TASK STATEMENT
Search the listing below for the word "以及数字签名K" and return each line that contains it.

THE DATA

= Beginning of Section =

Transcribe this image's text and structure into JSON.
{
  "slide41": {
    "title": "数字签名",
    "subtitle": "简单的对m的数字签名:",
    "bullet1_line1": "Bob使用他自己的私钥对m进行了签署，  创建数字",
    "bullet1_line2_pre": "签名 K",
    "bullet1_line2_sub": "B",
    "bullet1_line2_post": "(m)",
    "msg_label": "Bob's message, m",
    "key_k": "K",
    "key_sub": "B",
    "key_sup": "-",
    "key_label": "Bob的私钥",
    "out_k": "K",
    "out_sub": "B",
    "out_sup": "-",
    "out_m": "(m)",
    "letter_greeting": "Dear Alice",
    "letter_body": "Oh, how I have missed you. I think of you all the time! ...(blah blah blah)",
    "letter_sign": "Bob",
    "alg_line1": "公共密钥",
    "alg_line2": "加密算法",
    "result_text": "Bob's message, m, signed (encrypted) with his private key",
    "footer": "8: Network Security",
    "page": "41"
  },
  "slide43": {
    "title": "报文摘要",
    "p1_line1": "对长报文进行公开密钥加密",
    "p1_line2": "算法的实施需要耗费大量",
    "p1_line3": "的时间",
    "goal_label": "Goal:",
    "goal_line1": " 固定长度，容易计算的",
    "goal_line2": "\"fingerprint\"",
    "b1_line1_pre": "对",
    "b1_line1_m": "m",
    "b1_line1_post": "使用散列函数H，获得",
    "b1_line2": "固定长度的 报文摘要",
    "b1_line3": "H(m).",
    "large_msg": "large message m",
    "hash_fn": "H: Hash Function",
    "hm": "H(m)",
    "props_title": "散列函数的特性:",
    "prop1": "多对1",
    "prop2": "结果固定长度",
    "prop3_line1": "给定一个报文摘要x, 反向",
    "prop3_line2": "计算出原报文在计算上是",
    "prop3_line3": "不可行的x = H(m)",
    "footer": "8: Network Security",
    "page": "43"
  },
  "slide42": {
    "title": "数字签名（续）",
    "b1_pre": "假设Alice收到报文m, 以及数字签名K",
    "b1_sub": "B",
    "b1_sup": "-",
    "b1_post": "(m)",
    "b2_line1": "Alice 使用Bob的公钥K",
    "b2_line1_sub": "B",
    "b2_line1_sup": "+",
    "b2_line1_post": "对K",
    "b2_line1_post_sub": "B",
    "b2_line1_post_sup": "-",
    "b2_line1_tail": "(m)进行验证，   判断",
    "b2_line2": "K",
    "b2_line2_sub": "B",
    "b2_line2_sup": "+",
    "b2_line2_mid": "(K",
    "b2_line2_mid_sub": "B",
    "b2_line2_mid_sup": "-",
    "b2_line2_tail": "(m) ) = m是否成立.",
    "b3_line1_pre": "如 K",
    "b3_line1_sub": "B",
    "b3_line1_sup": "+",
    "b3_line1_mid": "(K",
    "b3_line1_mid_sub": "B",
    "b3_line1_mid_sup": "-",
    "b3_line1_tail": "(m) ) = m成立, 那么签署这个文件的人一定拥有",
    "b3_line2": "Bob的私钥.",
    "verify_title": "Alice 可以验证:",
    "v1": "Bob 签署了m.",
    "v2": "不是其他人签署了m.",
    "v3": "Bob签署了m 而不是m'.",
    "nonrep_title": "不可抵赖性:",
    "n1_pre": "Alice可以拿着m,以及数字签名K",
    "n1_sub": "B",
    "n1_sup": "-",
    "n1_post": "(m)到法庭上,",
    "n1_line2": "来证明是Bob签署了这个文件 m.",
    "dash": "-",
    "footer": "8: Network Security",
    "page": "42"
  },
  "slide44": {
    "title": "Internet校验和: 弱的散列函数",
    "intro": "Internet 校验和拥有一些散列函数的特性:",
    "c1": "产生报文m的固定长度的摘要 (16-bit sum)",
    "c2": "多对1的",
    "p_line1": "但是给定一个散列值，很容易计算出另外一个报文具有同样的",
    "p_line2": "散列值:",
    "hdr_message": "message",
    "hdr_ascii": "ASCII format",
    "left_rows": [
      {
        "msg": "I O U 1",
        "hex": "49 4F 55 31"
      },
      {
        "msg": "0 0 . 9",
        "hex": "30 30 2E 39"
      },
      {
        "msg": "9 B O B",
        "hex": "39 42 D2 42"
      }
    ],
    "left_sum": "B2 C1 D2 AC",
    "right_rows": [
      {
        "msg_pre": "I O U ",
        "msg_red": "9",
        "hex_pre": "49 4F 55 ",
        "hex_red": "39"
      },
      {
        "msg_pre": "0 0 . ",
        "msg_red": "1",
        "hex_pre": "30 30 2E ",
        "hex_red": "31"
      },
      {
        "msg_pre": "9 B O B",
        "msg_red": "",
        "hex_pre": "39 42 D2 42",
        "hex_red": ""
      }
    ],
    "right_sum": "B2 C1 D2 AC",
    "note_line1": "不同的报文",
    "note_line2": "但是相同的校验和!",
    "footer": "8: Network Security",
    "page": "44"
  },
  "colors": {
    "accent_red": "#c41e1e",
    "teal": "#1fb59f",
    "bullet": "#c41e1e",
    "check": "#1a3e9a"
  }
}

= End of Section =

RESULT OF THIS EXERCISE
    "b1_pre": "假设Alice收到报文m, 以及数字签名K",
    "n1_pre": "Alice可以拿着m,以及数字签名K",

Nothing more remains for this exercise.